PULLMAN, Wash. – When it arrives on campus this October, a powerful new $1.7 million x-ray microscope will help Washington State University scientists develop specialized materials for technologies such as self-healing roads, printable batteries and super-efficient solar cells.
By Linda Weiford, WSU News
PULLMAN, Wash. – Washington State University physicist Marc Weber will boldly go where he has not gone before – to address an audience at the Super Bowl of science fiction conventions.
Video – “Antimatter – harnessing the power of positrons”
“This morning, NASA successfully launched the world’s first gamma ray shuttle to the galactic center of the Milky Way. Once there, geo-astronauts say they can mine and harvest enough raw antimatter to power Earth’s energy needs for the next decade. Unfortunately, they won’t be back for centuries…”

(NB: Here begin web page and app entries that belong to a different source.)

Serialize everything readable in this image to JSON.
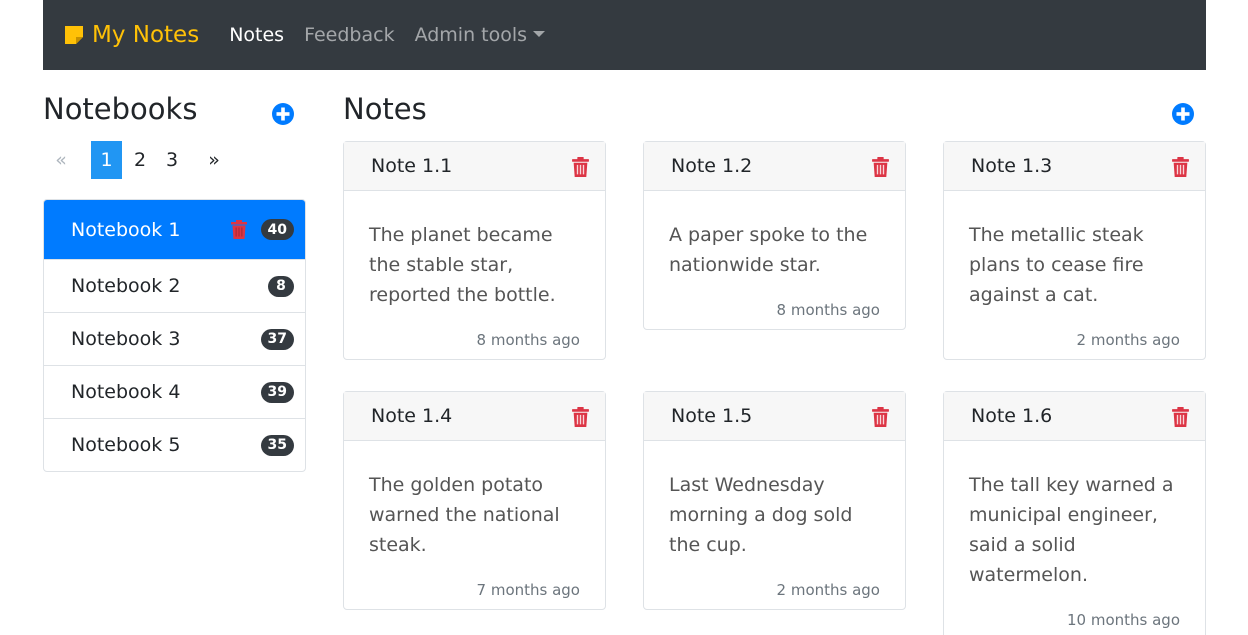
{
  "navbar": {
    "brand": "My Notes",
    "links": [
      "Notes",
      "Feedback",
      "Admin tools"
    ],
    "colors": {
      "background": "#343a40",
      "brand": "#ffc107"
    }
  },
  "notebooks": {
    "heading": "Notebooks",
    "pagination": {
      "prev": "«",
      "pages": [
        "1",
        "2",
        "3"
      ],
      "next": "»",
      "active": "1"
    },
    "items": [
      {
        "label": "Notebook 1",
        "count": "40"
      },
      {
        "label": "Notebook 2",
        "count": "8"
      },
      {
        "label": "Notebook 3",
        "count": "37"
      },
      {
        "label": "Notebook 4",
        "count": "39"
      },
      {
        "label": "Notebook 5",
        "count": "35"
      }
    ]
  },
  "notes": {
    "heading": "Notes",
    "items": [
      {
        "title": "Note 1.1",
        "text": "The planet became the stable star, reported the bottle.",
        "time": "8 months ago"
      },
      {
        "title": "Note 1.2",
        "text": "A paper spoke to the nationwide star.",
        "time": "8 months ago"
      },
      {
        "title": "Note 1.3",
        "text": "The metallic steak plans to cease fire against a cat.",
        "time": "2 months ago"
      },
      {
        "title": "Note 1.4",
        "text": "The golden potato warned the national steak.",
        "time": "7 months ago"
      },
      {
        "title": "Note 1.5",
        "text": "Last Wednesday morning a dog sold the cup.",
        "time": "2 months ago"
      },
      {
        "title": "Note 1.6",
        "text": "The tall key warned a municipal engineer, said a solid watermelon.",
        "time": "10 months ago"
      }
    ]
  },
  "icons": {
    "add": "plus-circle-icon",
    "delete": "trash-icon",
    "brand": "sticky-note-icon"
  },
  "accent_colors": {
    "primary": "#007bff",
    "danger": "#dc3545",
    "pagination_active": "#2196f3"
  }
}
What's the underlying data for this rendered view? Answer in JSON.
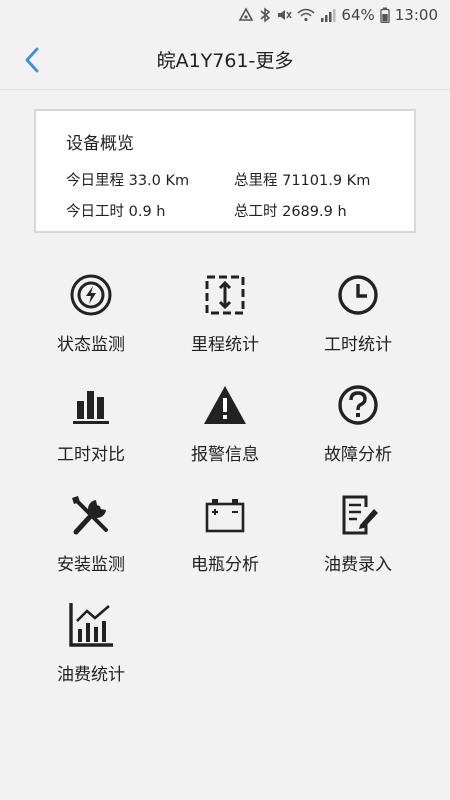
{
  "status_bar": {
    "battery": "64%",
    "time": "13:00"
  },
  "header": {
    "title": "皖A1Y761-更多"
  },
  "overview": {
    "title": "设备概览",
    "today_mileage": "今日里程 33.0 Km",
    "total_mileage": "总里程 71101.9 Km",
    "today_hours": "今日工时 0.9 h",
    "total_hours": "总工时 2689.9 h"
  },
  "menu": [
    {
      "label": "状态监测",
      "icon": "status-monitor-icon"
    },
    {
      "label": "里程统计",
      "icon": "mileage-icon"
    },
    {
      "label": "工时统计",
      "icon": "clock-icon"
    },
    {
      "label": "工时对比",
      "icon": "bar-chart-icon"
    },
    {
      "label": "报警信息",
      "icon": "warning-icon"
    },
    {
      "label": "故障分析",
      "icon": "question-icon"
    },
    {
      "label": "安装监测",
      "icon": "tools-icon"
    },
    {
      "label": "电瓶分析",
      "icon": "battery-icon"
    },
    {
      "label": "油费录入",
      "icon": "edit-document-icon"
    },
    {
      "label": "油费统计",
      "icon": "chart-stats-icon"
    }
  ],
  "colors": {
    "accent": "#3d8fe0",
    "icon": "#222222"
  }
}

Although we won’t see that story on tonight’s six o’ clock news, Kelvin Lynn is serious when he says it is possible to harness the power of antimatter – and that it may be conceivable to collect that antimatter from a mother-lode hiding out near the center … » More …